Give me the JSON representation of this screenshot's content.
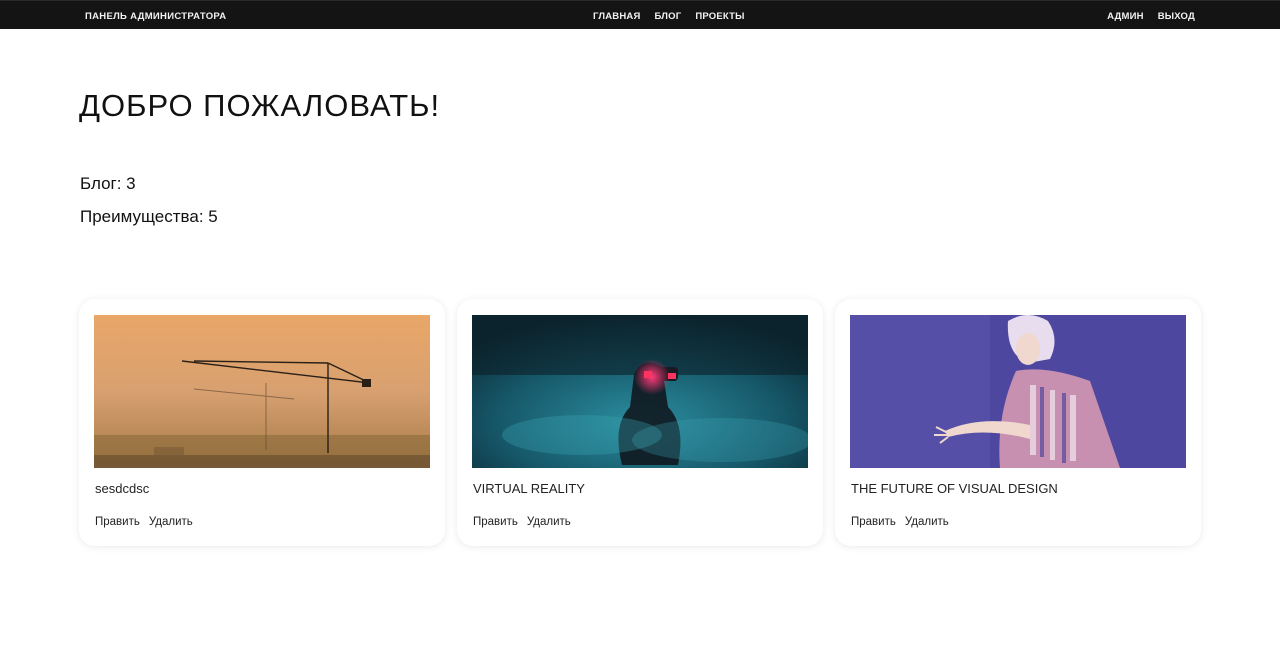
{
  "header": {
    "brand": "ПАНЕЛЬ АДМИНИСТРАТОРА",
    "nav": [
      "ГЛАВНАЯ",
      "БЛОГ",
      "ПРОЕКТЫ"
    ],
    "user_nav": [
      "АДМИН",
      "ВЫХОД"
    ]
  },
  "main": {
    "welcome": "ДОБРО ПОЖАЛОВАТЬ!",
    "stats": {
      "blog": "Блог: 3",
      "advantages": "Преимущества: 5"
    }
  },
  "cards": [
    {
      "title": "sesdcdsc",
      "edit": "Править",
      "delete": "Удалить",
      "image": "construction-cranes-foggy-sunset"
    },
    {
      "title": "VIRTUAL REALITY",
      "edit": "Править",
      "delete": "Удалить",
      "image": "person-vr-headset-teal-smoke"
    },
    {
      "title": "THE FUTURE OF VISUAL DESIGN",
      "edit": "Править",
      "delete": "Удалить",
      "image": "woman-purple-background-reaching"
    }
  ],
  "colors": {
    "topbar": "#141414",
    "nav_text": "#f2f2f2",
    "text": "#111111",
    "card_bg": "#ffffff"
  }
}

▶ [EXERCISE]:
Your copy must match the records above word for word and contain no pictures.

▶ [RESPONSE TO THE TASK]:
Give me the JSON representation of this screenshot's content.
{
  "header": {
    "brand": "ПАНЕЛЬ АДМИНИСТРАТОРА",
    "nav": [
      "ГЛАВНАЯ",
      "БЛОГ",
      "ПРОЕКТЫ"
    ],
    "user_nav": [
      "АДМИН",
      "ВЫХОД"
    ]
  },
  "main": {
    "welcome": "ДОБРО ПОЖАЛОВАТЬ!",
    "stats": {
      "blog": "Блог: 3",
      "advantages": "Преимущества: 5"
    }
  },
  "cards": [
    {
      "title": "sesdcdsc",
      "edit": "Править",
      "delete": "Удалить",
      "image": "construction-cranes-foggy-sunset"
    },
    {
      "title": "VIRTUAL REALITY",
      "edit": "Править",
      "delete": "Удалить",
      "image": "person-vr-headset-teal-smoke"
    },
    {
      "title": "THE FUTURE OF VISUAL DESIGN",
      "edit": "Править",
      "delete": "Удалить",
      "image": "woman-purple-background-reaching"
    }
  ],
  "colors": {
    "topbar": "#141414",
    "nav_text": "#f2f2f2",
    "text": "#111111",
    "card_bg": "#ffffff"
  }
}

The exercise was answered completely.